David assured me that he hadn't seen many hunters there during bow season. That evening I agreed to go with him. My son Rob took my daughter Nicole to my nephew's place while I went with David. I had no idea that this spur-of-the-moment hunt would soon turn into a life-changing experience.
AN ILLINOIS MONARCH
David and I arrived at our spot at around 2 p.m., and we walked a pretty good distance. We said our goodbyes and good lucks and split up. (David had a doe tag). I cut off the main path, and he went on to his stand farther into the timber. I scouted around a little and found an area that looked good. I ended up near an old dried-up creekbed with weeds about chest high. I found a place to sit on the ground and settled in for the evening.
During the first hour, I saw a few squirrels and a ground hog. Around 3:10 p.m., out of nowhere a doe came bursting up out of the creek bottom. I drew up my gun with the intention of shooting her when all of a sudden I spotted antlers down in the weeds. Needless to say, I turned my sights on whatever was about to appear. He finally stepped out from behind a big oak tree. Oh my gosh, what a buck!
I immediately noticed a very huge rack. I tried to focus on making the shot, and I put my sights on his right shoulder. He was quartering toward me as I fired. It all happened very quickly. I knew I had made a good 20-yard shot as the deer whirled around and fell back down the creek bank. I didn't hesitate to jump up and run to where I had watched him go down. I was ready for the second shot if need be.
As I slid down the bank of the creek to the fallen deer, all I could see was a white belly and a head full of antlers. I pulled his head from the twisted weeds. Then, as some might say, I became "unglued." I couldn't believe I had just shot a 200-class trophy.
PUBLIC LAND JACKPOT!
By the time I found David, I realized I hadn't even counted the buck's points, although I knew there were quite a few. David immediately asked me what I had shot. I told him the deer had to be at least a 200-class buck. He acted like he thought I was exaggerating. Later, when I lifted the buck's head for the second time, we were both amazed. We started to count the points. The monster had 23 points.

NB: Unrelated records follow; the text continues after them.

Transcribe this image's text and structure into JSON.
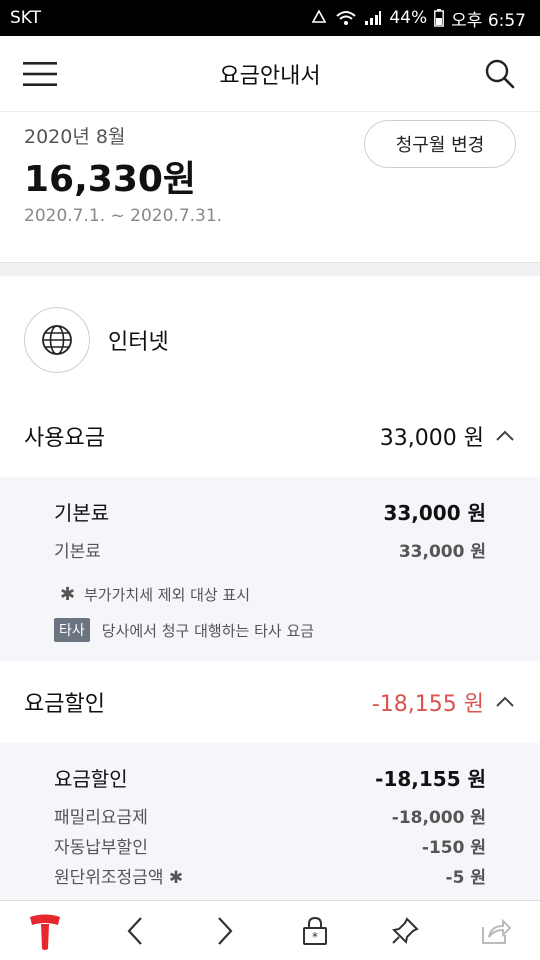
{
  "status_bar": {
    "carrier": "SKT",
    "battery_percent": "44%",
    "time": "오후 6:57"
  },
  "header": {
    "title": "요금안내서",
    "menu_icon": "hamburger-menu-icon",
    "search_icon": "search-icon"
  },
  "summary": {
    "month": "2020년 8월",
    "amount": "16,330원",
    "period": "2020.7.1. ~ 2020.7.31.",
    "change_month_label": "청구월 변경"
  },
  "service": {
    "icon": "globe-icon",
    "name": "인터넷"
  },
  "usage": {
    "label": "사용요금",
    "value": "33,000 원",
    "details": {
      "main_label": "기본료",
      "main_value": "33,000 원",
      "sub_label": "기본료",
      "sub_value": "33,000 원"
    },
    "note_vat": "부가가치세 제외 대상 표시",
    "note_star": "✱",
    "tag_label": "타사",
    "note_tag": "당사에서 청구 대행하는 타사 요금"
  },
  "discount": {
    "label": "요금할인",
    "value": "-18,155 원",
    "details": {
      "main_label": "요금할인",
      "main_value": "-18,155 원",
      "rows": [
        {
          "label": "패밀리요금제",
          "value": "-18,000 원"
        },
        {
          "label": "자동납부할인",
          "value": "-150 원"
        },
        {
          "label": "원단위조정금액 ✱",
          "value": "-5 원"
        }
      ]
    }
  },
  "bottom_nav": {
    "items": [
      "t-logo-icon",
      "back-icon",
      "forward-icon",
      "lock-icon",
      "pin-icon",
      "share-icon"
    ]
  },
  "colors": {
    "negative": "#d9534f",
    "detail_background": "#f4f6f9",
    "brand_red": "#e8262d"
  }
}
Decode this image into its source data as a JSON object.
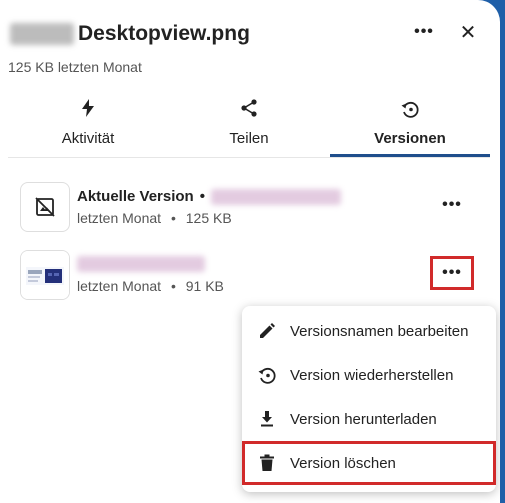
{
  "header": {
    "title": "Desktopview.png",
    "subtitle": "125 KB letzten Monat",
    "more_icon": "more-horizontal-icon",
    "close_icon": "close-icon",
    "more_label": "•••",
    "close_label": "✕"
  },
  "tabs": [
    {
      "label": "Aktivität",
      "icon": "lightning-icon"
    },
    {
      "label": "Teilen",
      "icon": "share-icon"
    },
    {
      "label": "Versionen",
      "icon": "history-icon",
      "active": true
    }
  ],
  "versions": [
    {
      "title": "Aktuelle Version",
      "separator": "•",
      "date": "letzten Monat",
      "size": "125 KB",
      "dot": "•",
      "more_label": "•••"
    },
    {
      "date": "letzten Monat",
      "size": "91 KB",
      "dot": "•",
      "more_label": "•••"
    }
  ],
  "menu": {
    "items": [
      {
        "label": "Versionsnamen bearbeiten",
        "icon": "pencil-icon"
      },
      {
        "label": "Version wiederherstellen",
        "icon": "restore-icon"
      },
      {
        "label": "Version herunterladen",
        "icon": "download-icon"
      },
      {
        "label": "Version löschen",
        "icon": "trash-icon"
      }
    ]
  },
  "colors": {
    "accent": "#1f4e8c",
    "highlight": "#d12a2a",
    "background_right": "#1f5fa8"
  }
}
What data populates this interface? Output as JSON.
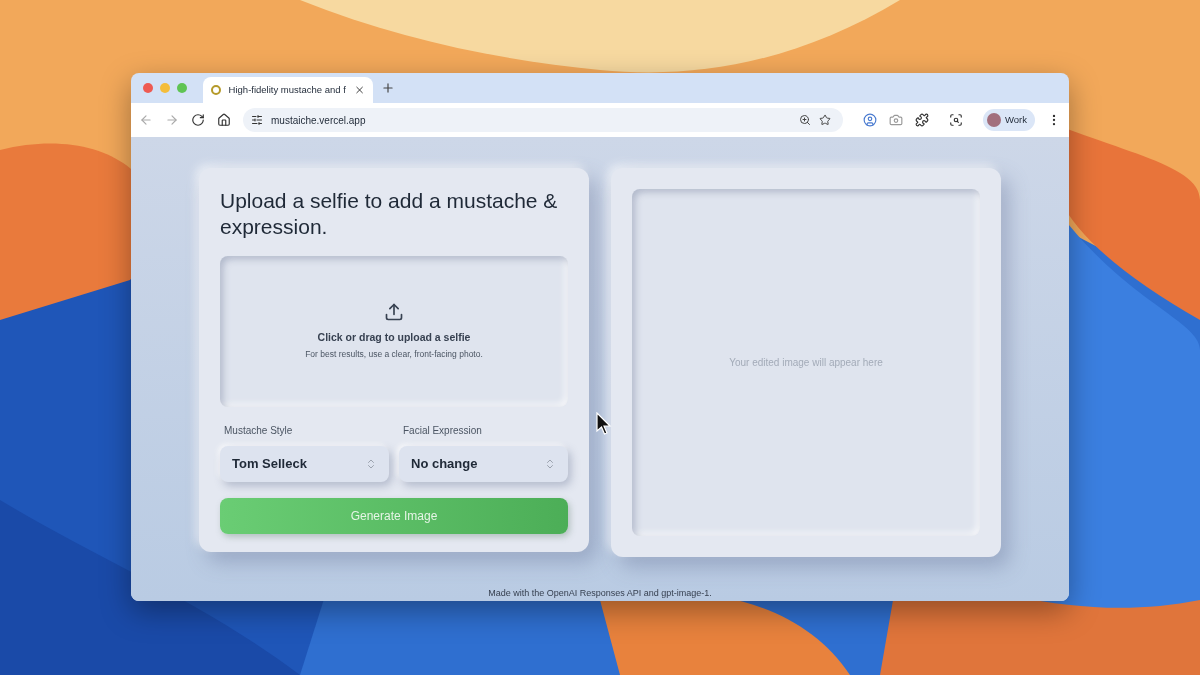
{
  "browser": {
    "tabs": [
      {
        "title": "High-fidelity mustache and f",
        "selected": true
      }
    ],
    "url": "mustaiche.vercel.app",
    "profile": "Work"
  },
  "upload_card": {
    "heading": "Upload a selfie to add a mustache & expression.",
    "dropzone": {
      "title": "Click or drag to upload a selfie",
      "hint": "For best results, use a clear, front-facing photo."
    },
    "selects": [
      {
        "label": "Mustache Style",
        "value": "Tom Selleck"
      },
      {
        "label": "Facial Expression",
        "value": "No change"
      }
    ],
    "generate_button": "Generate Image"
  },
  "result_card": {
    "placeholder": "Your edited image will appear here"
  },
  "footer": "Made with the OpenAI Responses API and gpt-image-1."
}
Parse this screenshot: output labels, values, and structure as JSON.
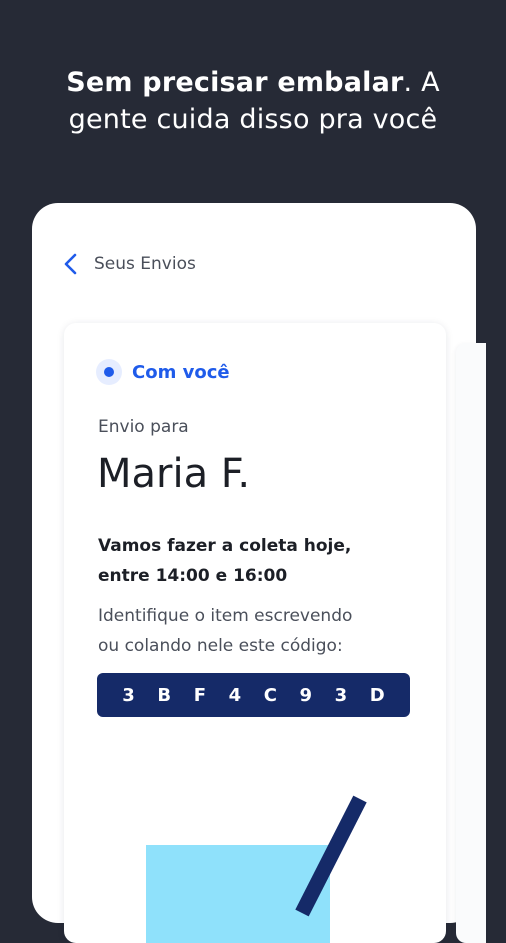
{
  "headline": {
    "bold": "Sem precisar embalar",
    "rest_line1": ". A",
    "line2": "gente cuida disso pra você"
  },
  "nav": {
    "title": "Seus Envios"
  },
  "card": {
    "status": "Com você",
    "to_label": "Envio para",
    "recipient": "Maria F.",
    "pickup_line1": "Vamos fazer a coleta hoje,",
    "pickup_line2": "entre 14:00 e 16:00",
    "instruct_line1": "Identifique o item escrevendo",
    "instruct_line2": "ou colando nele este código:",
    "code": [
      "3",
      "B",
      "F",
      "4",
      "C",
      "9",
      "3",
      "D"
    ]
  },
  "colors": {
    "background": "#262a36",
    "accent": "#1f5bea",
    "code_bg": "#152a68",
    "box": "#8fe1fb"
  }
}
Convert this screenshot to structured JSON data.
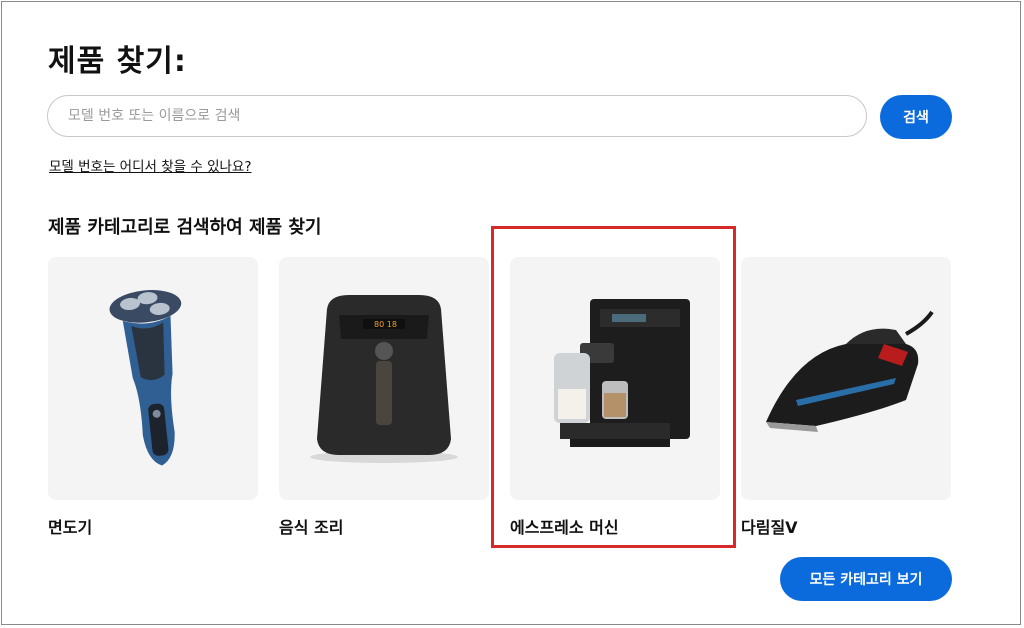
{
  "page_title": "제품 찾기:",
  "search": {
    "placeholder": "모델 번호 또는 이름으로 검색",
    "value": "",
    "button_label": "검색"
  },
  "help_link": "모델 번호는 어디서 찾을 수 있나요?",
  "categories_heading": "제품 카테고리로 검색하여 제품 찾기",
  "categories": [
    {
      "label": "면도기",
      "icon": "shaver-image"
    },
    {
      "label": "음식 조리",
      "icon": "airfryer-image"
    },
    {
      "label": "에스프레소 머신",
      "icon": "espresso-machine-image",
      "highlighted": true
    },
    {
      "label": "다림질V",
      "icon": "steam-iron-image"
    }
  ],
  "all_categories_button": "모든 카테고리 보기",
  "colors": {
    "accent": "#0b6bdc",
    "highlight_border": "#d62a2a",
    "card_bg": "#f4f4f4"
  }
}
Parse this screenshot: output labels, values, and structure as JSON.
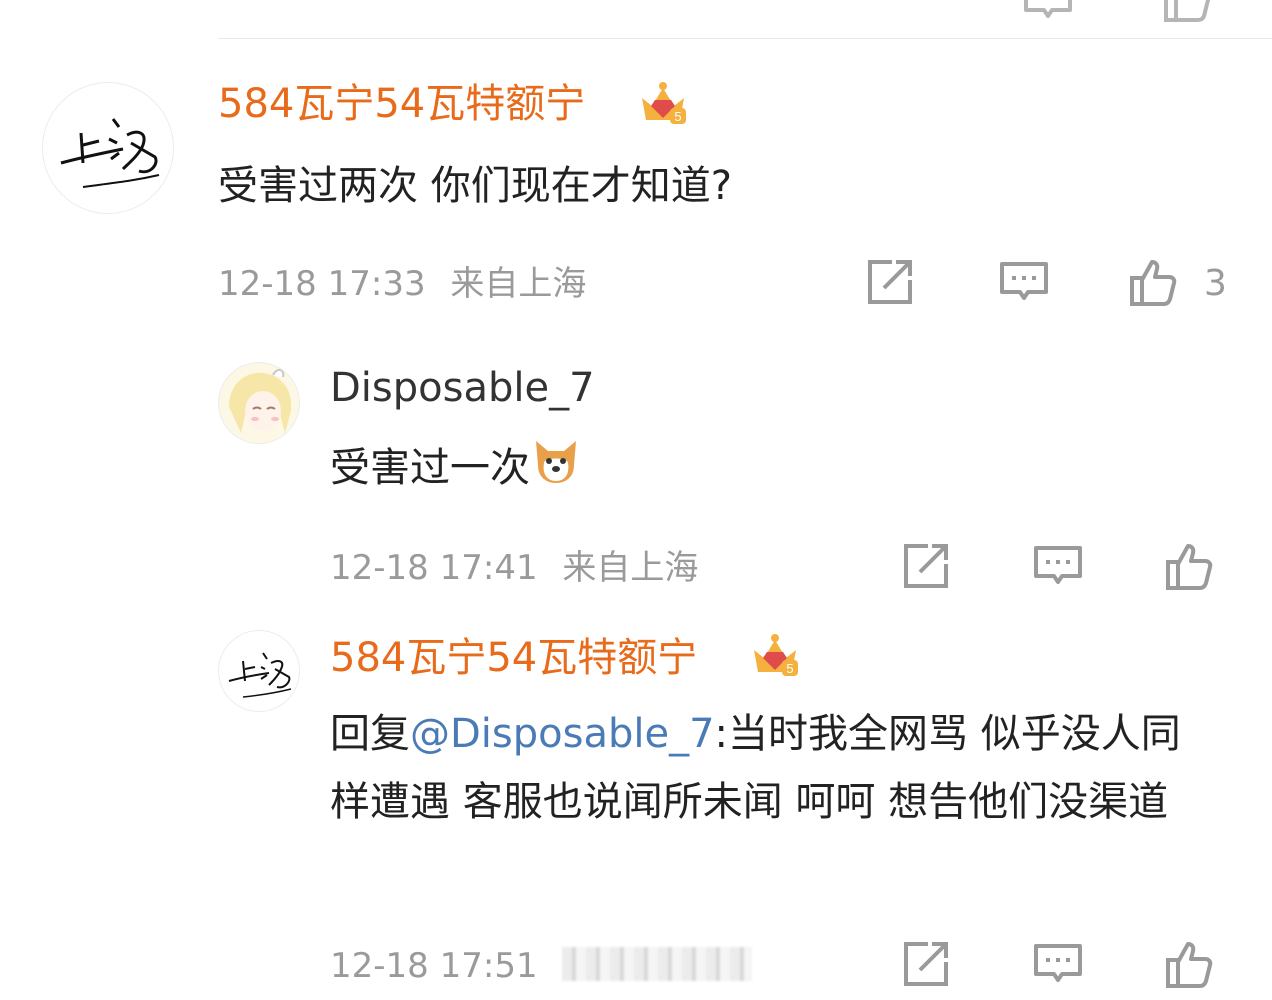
{
  "comments": [
    {
      "user": "584瓦宁54瓦特额宁",
      "text": "受害过两次 你们现在才知道?",
      "time": "12-18 17:33",
      "location": "来自上海",
      "likes": "3",
      "avatar_icon": "handwriting-avatar-icon",
      "badge_icon": "crown-level-5-icon"
    }
  ],
  "replies": [
    {
      "user": "Disposable_7",
      "text": "受害过一次",
      "time": "12-18 17:41",
      "location": "来自上海",
      "avatar_icon": "anime-girl-avatar-icon",
      "emoji_icon": "dog-emoji-icon"
    },
    {
      "user": "584瓦宁54瓦特额宁",
      "reply_prefix": "回复",
      "mention": "@Disposable_7",
      "text": ":当时我全网骂 似乎没人同样遭遇 客服也说闻所未闻 呵呵 想告他们没渠道",
      "time": "12-18 17:51",
      "avatar_icon": "handwriting-avatar-icon",
      "badge_icon": "crown-level-5-icon"
    }
  ],
  "icons": {
    "share": "share-icon",
    "comment": "comment-icon",
    "like": "thumbs-up-icon"
  },
  "colors": {
    "username": "#e86b1b",
    "mention": "#4b7bb6",
    "meta": "#9a9a9a"
  }
}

|GREG WILSON BUCK|
|Scorable Points:||21 (10R, 11L)||TOTAL LENGTH OF ABNORMAL POINTS: 52 3/8|
|Tip-To-Tip Spread:||17 2/8|
|Greatest Spread:||25 6/8|
|Inside Spread:||19 4/8|
|Main Beam||26 7/8||24 5/8||2 2/8|
|1st Point (G-1)||8 0/8||6 0/8||2 0/8|
|2nd Point (G-2)||11 4/8||10 1/8||1 3/8|
|3rd Point (G-3)||11 6/8||10 1/8||1 5/8|
|4th Point (G-4)||9 3/8||6 3/8||3 0/8|
|1st circ. (H-1)||5 5/8||5 5/8||--|
|2nd circ. (H-2)||4 3/8||4 6/8||3/8|
|3rd circ. (H-3)||4 4/8||4 3/8||1/8|
|4th circ. (H-4)||3 6/8||3 7/8||1/8|
|TOTALS:||85 6/8||75 7/8||10 7/8|
|Gross Typical Score:||181 1/8|
|Subtract side-to-side differences:||-10 7/8|
|Add abnormal points||+52 3/8|
|FINAL NET TYPICAL SCORE:||222 5/8|
|TAKEN BY: Greg Wilson, DATE: November 18, 2007, LOCATION: Montgomery County, Illinois |
Twenty-one of those points were scorable, while two others were broken off. After a lot of celebrating and a few high-fives, we shook hands and thanked the good Lord for such a perfect day. We loaded up and headed for town. I only wish my son and daughter had been there for the excitement.
We arrived at my parents' house around 4 p.m. No one could believe the size of my buck! By the time everyone we knew had come by and talked, congratulated us, and taken many, many pictures, the time had slipped to around 11:30 p.m. After that, it was time for some supper and a little relaxing.
My public land monster gross-scored 230 non-typical inches and had a net score of 222 5/8. He was a basic 5x5 with a total of 11 abnormal points that added up to 52 3/8 inches. He had a 19 4/8-inch inside spread, and his gross typical score added up to 181 1/8 inches. He definitely was a mature buck -- probably either 4 1/2 or 5 1/2 years old. He field-dressed at 220 pounds. Not bad for an afternoon of hunting on public land!